Robotics and Intelligent Machines
In 1926, 2600 intricately folded letters from the 17th century were discovered. Opening the letters risks losing the folding patterns, breaking the seals, and destroying the text. Recently, researchers at a London university used high-resolution computed tomography (CT) scan machines to image a set of the letters. In my project, I developed an algorithm to virtually unfold the scans of the letters and reveal the text inside. Working with CT scans of these letters poses significant challenges including touching pages, intricate folding patterns, scatter from lead seals, double-sided text, and low ink-to-paper contrast. To account for this, my software approach combines point, line, and plane detection algorithms. I divide the 3D CT scans into thousands of 2D cross-sectional images. My point detection algorithm identifies candidate points on paper layers in the 2D cross-section. The line detection algorithm identifies each paper layer by fitting a smooth line along the approximate center. I proceed to link the lines in the orthogonal direction forming surfaces. Pixels from the 3D data are then extracted into planes using the coordinates from the identified surfaces. The data is plotted as a flat image allowing someone to read the text within.
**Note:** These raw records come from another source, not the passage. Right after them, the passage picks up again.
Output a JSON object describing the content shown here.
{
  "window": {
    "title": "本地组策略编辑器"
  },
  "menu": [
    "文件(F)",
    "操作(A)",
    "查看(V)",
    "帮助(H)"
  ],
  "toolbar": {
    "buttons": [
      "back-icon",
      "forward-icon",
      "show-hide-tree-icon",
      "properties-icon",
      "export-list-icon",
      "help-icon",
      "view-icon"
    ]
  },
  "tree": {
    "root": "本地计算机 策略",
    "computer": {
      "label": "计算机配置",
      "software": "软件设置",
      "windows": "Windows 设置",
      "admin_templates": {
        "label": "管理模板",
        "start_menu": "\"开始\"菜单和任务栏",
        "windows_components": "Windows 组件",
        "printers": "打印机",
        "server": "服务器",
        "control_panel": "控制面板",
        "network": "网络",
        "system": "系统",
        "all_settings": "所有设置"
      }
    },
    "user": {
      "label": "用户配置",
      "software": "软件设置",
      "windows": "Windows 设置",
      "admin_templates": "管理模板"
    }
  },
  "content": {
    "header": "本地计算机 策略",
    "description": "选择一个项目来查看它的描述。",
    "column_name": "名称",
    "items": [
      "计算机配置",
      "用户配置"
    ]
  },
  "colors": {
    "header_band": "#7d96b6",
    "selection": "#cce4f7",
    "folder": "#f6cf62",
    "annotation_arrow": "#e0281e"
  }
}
After eight months of concentrated algorithm development, I verified my algorithm's effectiveness by comparing my extracted images from one letter to photos of the real letter's interior. Finally, I virtually unfolded a letter that still remains closed and sealed to this day. The text can now be seen for the first time in over 300 years!
Raytheon Technologies Corporation: Each winning project will receive $3,000 in shares of UTC common stock.
IEEE Foundation: IEEE Foundation Second Place Award $600
National Security Agency Research Directorate : Second Place Award "Science of Security" of $1,000
Second Award of $2,000
Association for Computing Machinery: Fourth Award of $200